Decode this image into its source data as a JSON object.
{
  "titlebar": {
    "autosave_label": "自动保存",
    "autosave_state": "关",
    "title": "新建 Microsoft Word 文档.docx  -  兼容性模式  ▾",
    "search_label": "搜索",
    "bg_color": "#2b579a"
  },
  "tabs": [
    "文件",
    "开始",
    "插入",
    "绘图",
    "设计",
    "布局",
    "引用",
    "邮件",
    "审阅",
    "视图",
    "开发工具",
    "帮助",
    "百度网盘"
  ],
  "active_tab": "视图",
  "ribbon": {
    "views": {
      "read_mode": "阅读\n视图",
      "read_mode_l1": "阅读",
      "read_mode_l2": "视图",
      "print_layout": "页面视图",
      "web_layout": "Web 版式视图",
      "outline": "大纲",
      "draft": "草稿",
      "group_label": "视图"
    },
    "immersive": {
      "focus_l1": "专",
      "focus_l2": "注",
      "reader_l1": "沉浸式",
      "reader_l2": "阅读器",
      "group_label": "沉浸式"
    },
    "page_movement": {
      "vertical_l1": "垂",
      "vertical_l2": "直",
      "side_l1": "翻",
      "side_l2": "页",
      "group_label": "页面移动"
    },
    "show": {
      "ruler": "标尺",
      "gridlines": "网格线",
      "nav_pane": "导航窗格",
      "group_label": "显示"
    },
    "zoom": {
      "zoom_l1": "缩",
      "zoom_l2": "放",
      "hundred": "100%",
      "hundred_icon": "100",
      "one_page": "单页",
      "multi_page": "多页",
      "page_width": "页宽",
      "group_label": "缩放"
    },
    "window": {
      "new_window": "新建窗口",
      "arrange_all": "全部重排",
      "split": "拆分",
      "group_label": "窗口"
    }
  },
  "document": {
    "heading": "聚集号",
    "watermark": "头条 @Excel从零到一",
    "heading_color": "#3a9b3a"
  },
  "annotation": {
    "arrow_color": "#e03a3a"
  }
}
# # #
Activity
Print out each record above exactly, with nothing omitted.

Answer to the exercise
Decode this image into its source data as a JSON object.
{
  "titlebar": {
    "autosave_label": "自动保存",
    "autosave_state": "关",
    "title": "新建 Microsoft Word 文档.docx  -  兼容性模式  ▾",
    "search_label": "搜索",
    "bg_color": "#2b579a"
  },
  "tabs": [
    "文件",
    "开始",
    "插入",
    "绘图",
    "设计",
    "布局",
    "引用",
    "邮件",
    "审阅",
    "视图",
    "开发工具",
    "帮助",
    "百度网盘"
  ],
  "active_tab": "视图",
  "ribbon": {
    "views": {
      "read_mode": "阅读\n视图",
      "read_mode_l1": "阅读",
      "read_mode_l2": "视图",
      "print_layout": "页面视图",
      "web_layout": "Web 版式视图",
      "outline": "大纲",
      "draft": "草稿",
      "group_label": "视图"
    },
    "immersive": {
      "focus_l1": "专",
      "focus_l2": "注",
      "reader_l1": "沉浸式",
      "reader_l2": "阅读器",
      "group_label": "沉浸式"
    },
    "page_movement": {
      "vertical_l1": "垂",
      "vertical_l2": "直",
      "side_l1": "翻",
      "side_l2": "页",
      "group_label": "页面移动"
    },
    "show": {
      "ruler": "标尺",
      "gridlines": "网格线",
      "nav_pane": "导航窗格",
      "group_label": "显示"
    },
    "zoom": {
      "zoom_l1": "缩",
      "zoom_l2": "放",
      "hundred": "100%",
      "hundred_icon": "100",
      "one_page": "单页",
      "multi_page": "多页",
      "page_width": "页宽",
      "group_label": "缩放"
    },
    "window": {
      "new_window": "新建窗口",
      "arrange_all": "全部重排",
      "split": "拆分",
      "group_label": "窗口"
    }
  },
  "document": {
    "heading": "聚集号",
    "watermark": "头条 @Excel从零到一",
    "heading_color": "#3a9b3a"
  },
  "annotation": {
    "arrow_color": "#e03a3a"
  }
}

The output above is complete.